A petition is calling for an immediate change of policy with the introduction of free on and off-street parking on a Saturday in the town centre, where practicable.
“I strongly believe that anything that can boost trade on Saturdays should be encouraged,” said Chamber President David Clark.
“We need to make Lewes stand out and become as full of shoppers as it should be. This is just common sense.”
Mr Clark said he had put the idea to the Chamber’s committee and had received only positive feedback. The jeweller has agreed to have the petition available in his premises and hopes further outlets will offer it a wider circulation and carry posters calling for a change in the stringent parking rules. It has already been signed by several hundred people.
The petition, which will be presented to Lewes District and East Sussex County Councils, is the brainchild of Lewes Town Councillor Stephen Catlin, who said he was delighted by the Chamber’s full support.
“This endorsement really gives the campaign the boost it needs,” said Cllr Catlin.
“Fighting together we may achieve something.
“It’s a positive step forward and now we may get both the county and district councils to pay attention to this once flourishing town. It must flourish again.”
The petition, which is also calling for free parking on School Hill for up to 30 minutes, aims to encourage more residents, visitors and tourists into Lewes town centre.
This would have the double benefit of boosting the local economy and making shopping and general access more convenient.
Meanwhile, Cllr Catlin has drawn attention to a call from the Secretary of State for Communities for councils to ditch “anti-car” dogma and boost parking.
New planning guidance, due to be published this week, would also say councils should ensure parking charges do not “undermine” local economies.
“Draconian” parking policies and “over-zealous traffic wardens” had driven motorists into internet retailers and out-of-town stores, Eric Pickles said.

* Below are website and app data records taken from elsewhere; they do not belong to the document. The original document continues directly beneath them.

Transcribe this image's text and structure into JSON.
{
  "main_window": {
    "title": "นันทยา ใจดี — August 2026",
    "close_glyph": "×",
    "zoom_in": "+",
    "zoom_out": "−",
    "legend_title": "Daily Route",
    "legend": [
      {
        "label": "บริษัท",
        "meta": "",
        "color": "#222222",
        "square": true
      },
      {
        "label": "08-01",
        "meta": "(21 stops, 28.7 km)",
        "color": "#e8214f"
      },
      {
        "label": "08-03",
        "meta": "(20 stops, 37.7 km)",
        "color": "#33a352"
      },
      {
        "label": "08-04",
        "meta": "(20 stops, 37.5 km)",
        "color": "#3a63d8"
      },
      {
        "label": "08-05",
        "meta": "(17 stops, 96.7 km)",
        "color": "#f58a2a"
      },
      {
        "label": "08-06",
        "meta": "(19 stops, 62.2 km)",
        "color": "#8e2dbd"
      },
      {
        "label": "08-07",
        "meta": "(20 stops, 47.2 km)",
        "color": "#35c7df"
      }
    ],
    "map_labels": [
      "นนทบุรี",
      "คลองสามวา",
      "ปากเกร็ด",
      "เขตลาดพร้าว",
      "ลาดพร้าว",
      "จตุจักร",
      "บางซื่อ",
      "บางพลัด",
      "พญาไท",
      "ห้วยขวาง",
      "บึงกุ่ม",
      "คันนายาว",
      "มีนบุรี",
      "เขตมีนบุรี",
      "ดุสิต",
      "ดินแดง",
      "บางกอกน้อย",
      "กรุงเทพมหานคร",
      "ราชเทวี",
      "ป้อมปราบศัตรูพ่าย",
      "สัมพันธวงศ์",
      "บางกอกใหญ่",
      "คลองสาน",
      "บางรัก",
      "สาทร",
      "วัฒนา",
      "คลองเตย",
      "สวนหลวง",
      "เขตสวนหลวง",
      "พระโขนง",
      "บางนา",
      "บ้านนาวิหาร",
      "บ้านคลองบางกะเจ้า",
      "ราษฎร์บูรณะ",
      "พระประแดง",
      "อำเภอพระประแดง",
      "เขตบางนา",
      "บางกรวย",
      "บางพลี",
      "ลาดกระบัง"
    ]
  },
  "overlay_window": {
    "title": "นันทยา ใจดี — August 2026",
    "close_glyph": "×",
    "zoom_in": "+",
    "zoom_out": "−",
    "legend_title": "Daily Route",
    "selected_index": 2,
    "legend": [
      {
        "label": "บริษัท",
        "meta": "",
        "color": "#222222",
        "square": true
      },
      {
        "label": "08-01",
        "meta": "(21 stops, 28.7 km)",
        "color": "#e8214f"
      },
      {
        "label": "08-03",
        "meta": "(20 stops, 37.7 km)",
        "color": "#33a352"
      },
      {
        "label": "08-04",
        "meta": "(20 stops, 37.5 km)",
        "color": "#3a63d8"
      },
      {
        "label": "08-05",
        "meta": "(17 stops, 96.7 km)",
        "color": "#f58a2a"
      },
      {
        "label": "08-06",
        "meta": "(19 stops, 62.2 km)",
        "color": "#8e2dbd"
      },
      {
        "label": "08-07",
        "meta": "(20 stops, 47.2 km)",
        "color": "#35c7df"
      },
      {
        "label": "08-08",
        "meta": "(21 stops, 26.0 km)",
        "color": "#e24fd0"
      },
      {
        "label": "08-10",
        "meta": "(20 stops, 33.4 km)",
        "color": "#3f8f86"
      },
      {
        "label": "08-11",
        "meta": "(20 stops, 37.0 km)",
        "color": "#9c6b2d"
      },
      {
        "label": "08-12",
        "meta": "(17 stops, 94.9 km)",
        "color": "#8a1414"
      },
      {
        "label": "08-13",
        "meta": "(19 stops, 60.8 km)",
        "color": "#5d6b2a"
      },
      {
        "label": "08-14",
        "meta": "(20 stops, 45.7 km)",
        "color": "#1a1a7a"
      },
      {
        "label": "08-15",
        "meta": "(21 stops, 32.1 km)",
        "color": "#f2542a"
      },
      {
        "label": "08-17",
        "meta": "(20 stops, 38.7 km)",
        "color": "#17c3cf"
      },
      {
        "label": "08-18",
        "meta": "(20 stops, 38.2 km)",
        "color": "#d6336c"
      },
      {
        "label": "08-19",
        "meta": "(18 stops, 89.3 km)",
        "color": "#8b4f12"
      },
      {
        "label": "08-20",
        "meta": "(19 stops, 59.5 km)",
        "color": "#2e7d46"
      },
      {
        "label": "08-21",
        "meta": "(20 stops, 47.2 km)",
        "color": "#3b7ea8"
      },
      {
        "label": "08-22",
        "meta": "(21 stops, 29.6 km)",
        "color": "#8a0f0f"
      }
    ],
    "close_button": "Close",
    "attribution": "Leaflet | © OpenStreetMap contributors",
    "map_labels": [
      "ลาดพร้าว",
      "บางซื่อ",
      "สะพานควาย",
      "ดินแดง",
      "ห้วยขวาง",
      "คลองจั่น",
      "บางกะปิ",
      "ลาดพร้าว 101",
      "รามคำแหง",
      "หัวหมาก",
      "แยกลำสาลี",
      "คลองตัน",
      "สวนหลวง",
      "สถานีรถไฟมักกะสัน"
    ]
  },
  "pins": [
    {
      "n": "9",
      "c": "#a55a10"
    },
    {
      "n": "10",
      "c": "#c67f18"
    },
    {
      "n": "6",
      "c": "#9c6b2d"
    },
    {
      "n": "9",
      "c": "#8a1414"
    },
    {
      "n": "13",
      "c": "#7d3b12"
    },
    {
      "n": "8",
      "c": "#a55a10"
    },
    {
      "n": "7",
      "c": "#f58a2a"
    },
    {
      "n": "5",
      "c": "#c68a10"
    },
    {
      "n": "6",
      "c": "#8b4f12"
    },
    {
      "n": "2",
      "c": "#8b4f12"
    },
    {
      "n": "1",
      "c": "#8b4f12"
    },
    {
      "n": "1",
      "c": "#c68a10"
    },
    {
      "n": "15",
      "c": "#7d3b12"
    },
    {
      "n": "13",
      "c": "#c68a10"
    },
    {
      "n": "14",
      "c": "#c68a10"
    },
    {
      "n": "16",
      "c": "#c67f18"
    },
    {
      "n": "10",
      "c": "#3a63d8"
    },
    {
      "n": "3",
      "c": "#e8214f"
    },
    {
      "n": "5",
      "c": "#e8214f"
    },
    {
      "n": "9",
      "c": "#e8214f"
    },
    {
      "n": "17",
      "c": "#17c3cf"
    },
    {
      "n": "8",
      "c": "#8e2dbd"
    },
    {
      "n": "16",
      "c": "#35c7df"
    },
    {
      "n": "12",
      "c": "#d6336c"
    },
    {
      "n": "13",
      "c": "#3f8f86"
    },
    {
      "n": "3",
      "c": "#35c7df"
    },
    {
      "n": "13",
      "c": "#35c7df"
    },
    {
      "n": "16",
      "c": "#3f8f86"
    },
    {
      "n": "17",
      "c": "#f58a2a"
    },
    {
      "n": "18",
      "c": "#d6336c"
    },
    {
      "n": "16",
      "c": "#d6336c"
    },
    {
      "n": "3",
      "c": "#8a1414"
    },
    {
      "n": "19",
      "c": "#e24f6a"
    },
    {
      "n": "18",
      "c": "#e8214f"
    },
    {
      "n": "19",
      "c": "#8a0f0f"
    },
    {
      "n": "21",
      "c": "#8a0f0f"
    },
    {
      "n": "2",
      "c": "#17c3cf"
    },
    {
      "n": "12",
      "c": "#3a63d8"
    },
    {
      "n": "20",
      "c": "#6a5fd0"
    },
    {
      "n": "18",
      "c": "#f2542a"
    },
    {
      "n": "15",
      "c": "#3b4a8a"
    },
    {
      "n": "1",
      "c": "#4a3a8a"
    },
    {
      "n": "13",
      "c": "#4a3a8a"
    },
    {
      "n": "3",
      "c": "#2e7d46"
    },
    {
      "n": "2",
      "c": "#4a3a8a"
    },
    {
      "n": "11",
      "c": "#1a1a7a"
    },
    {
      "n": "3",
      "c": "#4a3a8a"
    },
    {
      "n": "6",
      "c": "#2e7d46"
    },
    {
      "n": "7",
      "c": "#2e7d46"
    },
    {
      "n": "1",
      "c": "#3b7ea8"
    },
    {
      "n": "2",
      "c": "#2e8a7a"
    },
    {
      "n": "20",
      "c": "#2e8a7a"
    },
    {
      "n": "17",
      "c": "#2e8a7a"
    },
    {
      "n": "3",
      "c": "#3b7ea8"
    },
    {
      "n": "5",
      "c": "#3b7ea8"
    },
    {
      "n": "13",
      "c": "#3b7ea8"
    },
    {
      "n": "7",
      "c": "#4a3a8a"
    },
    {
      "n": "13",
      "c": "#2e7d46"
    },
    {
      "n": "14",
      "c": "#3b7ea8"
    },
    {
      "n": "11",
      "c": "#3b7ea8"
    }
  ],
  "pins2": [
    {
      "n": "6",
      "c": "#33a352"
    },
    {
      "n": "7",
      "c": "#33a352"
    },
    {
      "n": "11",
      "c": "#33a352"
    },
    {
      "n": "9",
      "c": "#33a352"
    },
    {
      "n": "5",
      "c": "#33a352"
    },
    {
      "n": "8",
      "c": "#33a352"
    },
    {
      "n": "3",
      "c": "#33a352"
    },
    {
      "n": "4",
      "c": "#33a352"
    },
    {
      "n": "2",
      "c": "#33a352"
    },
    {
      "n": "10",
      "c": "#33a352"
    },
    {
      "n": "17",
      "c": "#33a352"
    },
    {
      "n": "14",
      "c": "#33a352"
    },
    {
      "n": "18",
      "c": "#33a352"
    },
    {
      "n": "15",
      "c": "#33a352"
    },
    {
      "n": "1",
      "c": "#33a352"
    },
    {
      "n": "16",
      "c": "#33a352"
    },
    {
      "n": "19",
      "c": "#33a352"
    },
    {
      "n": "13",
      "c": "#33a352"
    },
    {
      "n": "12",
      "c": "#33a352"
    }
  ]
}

Parking charges should be appropriate and not undermine the vitality of town centres and local shops.